**Work order:** The full set of entries below is to be returned unchanged.
*** Opening of Data records ***
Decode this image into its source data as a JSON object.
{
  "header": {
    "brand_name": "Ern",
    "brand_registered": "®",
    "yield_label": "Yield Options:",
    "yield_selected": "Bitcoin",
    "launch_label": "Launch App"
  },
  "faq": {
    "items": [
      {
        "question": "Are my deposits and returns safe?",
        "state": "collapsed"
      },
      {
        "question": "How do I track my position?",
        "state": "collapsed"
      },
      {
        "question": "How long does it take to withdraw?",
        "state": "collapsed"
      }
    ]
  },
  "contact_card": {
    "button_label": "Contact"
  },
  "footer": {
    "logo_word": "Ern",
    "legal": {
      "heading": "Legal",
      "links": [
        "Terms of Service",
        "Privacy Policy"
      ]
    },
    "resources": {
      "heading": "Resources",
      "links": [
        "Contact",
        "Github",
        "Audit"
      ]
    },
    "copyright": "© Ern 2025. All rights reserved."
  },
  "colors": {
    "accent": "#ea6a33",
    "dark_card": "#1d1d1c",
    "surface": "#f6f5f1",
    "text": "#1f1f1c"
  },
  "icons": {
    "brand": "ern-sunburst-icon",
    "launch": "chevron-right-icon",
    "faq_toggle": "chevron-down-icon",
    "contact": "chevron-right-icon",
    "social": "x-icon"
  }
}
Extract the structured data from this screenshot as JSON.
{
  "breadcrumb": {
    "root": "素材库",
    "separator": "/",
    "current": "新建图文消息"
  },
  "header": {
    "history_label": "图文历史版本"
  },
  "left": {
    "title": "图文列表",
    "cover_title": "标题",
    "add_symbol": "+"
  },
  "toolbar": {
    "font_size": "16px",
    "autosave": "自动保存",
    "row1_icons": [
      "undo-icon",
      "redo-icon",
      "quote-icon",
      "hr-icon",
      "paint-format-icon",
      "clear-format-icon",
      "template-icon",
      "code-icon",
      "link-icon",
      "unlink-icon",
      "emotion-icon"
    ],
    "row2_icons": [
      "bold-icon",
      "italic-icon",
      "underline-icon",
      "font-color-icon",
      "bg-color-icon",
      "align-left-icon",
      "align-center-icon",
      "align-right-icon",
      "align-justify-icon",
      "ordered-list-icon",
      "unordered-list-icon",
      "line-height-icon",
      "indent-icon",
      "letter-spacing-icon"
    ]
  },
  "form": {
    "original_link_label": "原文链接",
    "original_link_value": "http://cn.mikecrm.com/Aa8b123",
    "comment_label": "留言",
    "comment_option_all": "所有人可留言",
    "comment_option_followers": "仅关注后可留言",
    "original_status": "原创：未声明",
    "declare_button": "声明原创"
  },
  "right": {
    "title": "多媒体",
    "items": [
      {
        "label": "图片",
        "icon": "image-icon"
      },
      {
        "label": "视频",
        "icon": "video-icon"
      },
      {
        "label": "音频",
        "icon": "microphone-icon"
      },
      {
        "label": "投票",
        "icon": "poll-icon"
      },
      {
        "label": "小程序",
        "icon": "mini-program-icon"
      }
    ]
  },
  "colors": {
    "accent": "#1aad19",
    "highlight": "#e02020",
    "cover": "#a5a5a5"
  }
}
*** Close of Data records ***
**Result for this exercise:**
Decode this image into its source data as a JSON object.
{
  "header": {
    "brand_name": "Ern",
    "brand_registered": "®",
    "yield_label": "Yield Options:",
    "yield_selected": "Bitcoin",
    "launch_label": "Launch App"
  },
  "faq": {
    "items": [
      {
        "question": "Are my deposits and returns safe?",
        "state": "collapsed"
      },
      {
        "question": "How do I track my position?",
        "state": "collapsed"
      },
      {
        "question": "How long does it take to withdraw?",
        "state": "collapsed"
      }
    ]
  },
  "contact_card": {
    "button_label": "Contact"
  },
  "footer": {
    "logo_word": "Ern",
    "legal": {
      "heading": "Legal",
      "links": [
        "Terms of Service",
        "Privacy Policy"
      ]
    },
    "resources": {
      "heading": "Resources",
      "links": [
        "Contact",
        "Github",
        "Audit"
      ]
    },
    "copyright": "© Ern 2025. All rights reserved."
  },
  "colors": {
    "accent": "#ea6a33",
    "dark_card": "#1d1d1c",
    "surface": "#f6f5f1",
    "text": "#1f1f1c"
  },
  "icons": {
    "brand": "ern-sunburst-icon",
    "launch": "chevron-right-icon",
    "faq_toggle": "chevron-down-icon",
    "contact": "chevron-right-icon",
    "social": "x-icon"
  }
}
Extract the structured data from this screenshot as JSON.
{
  "breadcrumb": {
    "root": "素材库",
    "separator": "/",
    "current": "新建图文消息"
  },
  "header": {
    "history_label": "图文历史版本"
  },
  "left": {
    "title": "图文列表",
    "cover_title": "标题",
    "add_symbol": "+"
  },
  "toolbar": {
    "font_size": "16px",
    "autosave": "自动保存",
    "row1_icons": [
      "undo-icon",
      "redo-icon",
      "quote-icon",
      "hr-icon",
      "paint-format-icon",
      "clear-format-icon",
      "template-icon",
      "code-icon",
      "link-icon",
      "unlink-icon",
      "emotion-icon"
    ],
    "row2_icons": [
      "bold-icon",
      "italic-icon",
      "underline-icon",
      "font-color-icon",
      "bg-color-icon",
      "align-left-icon",
      "align-center-icon",
      "align-right-icon",
      "align-justify-icon",
      "ordered-list-icon",
      "unordered-list-icon",
      "line-height-icon",
      "indent-icon",
      "letter-spacing-icon"
    ]
  },
  "form": {
    "original_link_label": "原文链接",
    "original_link_value": "http://cn.mikecrm.com/Aa8b123",
    "comment_label": "留言",
    "comment_option_all": "所有人可留言",
    "comment_option_followers": "仅关注后可留言",
    "original_status": "原创：未声明",
    "declare_button": "声明原创"
  },
  "right": {
    "title": "多媒体",
    "items": [
      {
        "label": "图片",
        "icon": "image-icon"
      },
      {
        "label": "视频",
        "icon": "video-icon"
      },
      {
        "label": "音频",
        "icon": "microphone-icon"
      },
      {
        "label": "投票",
        "icon": "poll-icon"
      },
      {
        "label": "小程序",
        "icon": "mini-program-icon"
      }
    ]
  },
  "colors": {
    "accent": "#1aad19",
    "highlight": "#e02020",
    "cover": "#a5a5a5"
  }
}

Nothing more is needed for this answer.